Kansas continues to face a teacher shortage, with schools reporting 440 vacancies this school year.
Those empty jobs worry educators because they force schools into workarounds, such as larger class sizes or long-term substitutes. They can also reduce class offerings and lessen support for special-education students.
Janet Waugh represents Kansas City, Kansas on the State Board of Education. She calls the situation heart breaking.
"Are you kidding me?" Waugh asked. "90 elementary vacancies? 82 special education vacancies? And the list goes on and on. These kids are still coming to school, I'm assuming."
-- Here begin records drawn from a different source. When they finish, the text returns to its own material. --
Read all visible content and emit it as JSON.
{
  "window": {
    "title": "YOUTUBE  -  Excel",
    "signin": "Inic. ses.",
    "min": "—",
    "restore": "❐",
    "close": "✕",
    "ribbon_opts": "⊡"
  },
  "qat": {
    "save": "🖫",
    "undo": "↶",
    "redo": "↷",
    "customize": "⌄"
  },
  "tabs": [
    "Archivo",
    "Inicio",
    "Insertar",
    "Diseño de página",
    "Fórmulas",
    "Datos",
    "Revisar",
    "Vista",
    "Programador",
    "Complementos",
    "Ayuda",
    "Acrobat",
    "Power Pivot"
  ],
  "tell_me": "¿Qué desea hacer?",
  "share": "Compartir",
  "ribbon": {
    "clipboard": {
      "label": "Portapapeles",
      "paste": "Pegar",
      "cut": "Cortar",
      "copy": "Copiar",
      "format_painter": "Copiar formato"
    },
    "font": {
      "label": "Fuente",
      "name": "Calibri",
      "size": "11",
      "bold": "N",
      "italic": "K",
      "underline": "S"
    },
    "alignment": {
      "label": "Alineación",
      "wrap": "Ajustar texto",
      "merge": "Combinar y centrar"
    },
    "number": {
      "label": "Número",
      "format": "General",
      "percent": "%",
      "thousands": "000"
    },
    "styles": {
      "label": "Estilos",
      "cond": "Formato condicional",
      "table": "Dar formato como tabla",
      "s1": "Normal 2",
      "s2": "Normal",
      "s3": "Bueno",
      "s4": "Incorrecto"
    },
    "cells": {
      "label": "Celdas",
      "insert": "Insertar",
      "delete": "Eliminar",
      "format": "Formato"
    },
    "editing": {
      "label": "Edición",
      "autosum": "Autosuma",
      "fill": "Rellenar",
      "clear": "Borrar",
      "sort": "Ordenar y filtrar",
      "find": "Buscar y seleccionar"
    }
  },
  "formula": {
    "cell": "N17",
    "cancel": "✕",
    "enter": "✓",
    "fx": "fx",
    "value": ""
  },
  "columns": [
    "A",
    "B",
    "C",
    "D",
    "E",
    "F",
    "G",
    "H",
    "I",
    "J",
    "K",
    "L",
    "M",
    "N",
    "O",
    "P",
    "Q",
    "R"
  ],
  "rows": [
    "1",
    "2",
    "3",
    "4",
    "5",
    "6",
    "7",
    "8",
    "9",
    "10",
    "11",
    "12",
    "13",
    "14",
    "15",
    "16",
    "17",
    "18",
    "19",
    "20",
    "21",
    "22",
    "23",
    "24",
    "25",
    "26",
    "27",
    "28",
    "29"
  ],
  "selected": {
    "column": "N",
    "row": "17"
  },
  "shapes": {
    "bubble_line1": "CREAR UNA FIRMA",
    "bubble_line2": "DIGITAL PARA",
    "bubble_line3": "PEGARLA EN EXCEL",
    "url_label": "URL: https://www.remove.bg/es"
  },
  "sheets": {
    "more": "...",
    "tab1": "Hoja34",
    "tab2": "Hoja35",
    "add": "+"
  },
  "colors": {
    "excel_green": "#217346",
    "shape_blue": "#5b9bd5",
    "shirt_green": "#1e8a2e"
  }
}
Last year a task force analyzed vacancies for the state board and found high-poverty urban school districts, like Kansas City and Wichita, especially struggle to fill jobs. Vacancies are also a problem for Garden City and other southwest Kansas districts.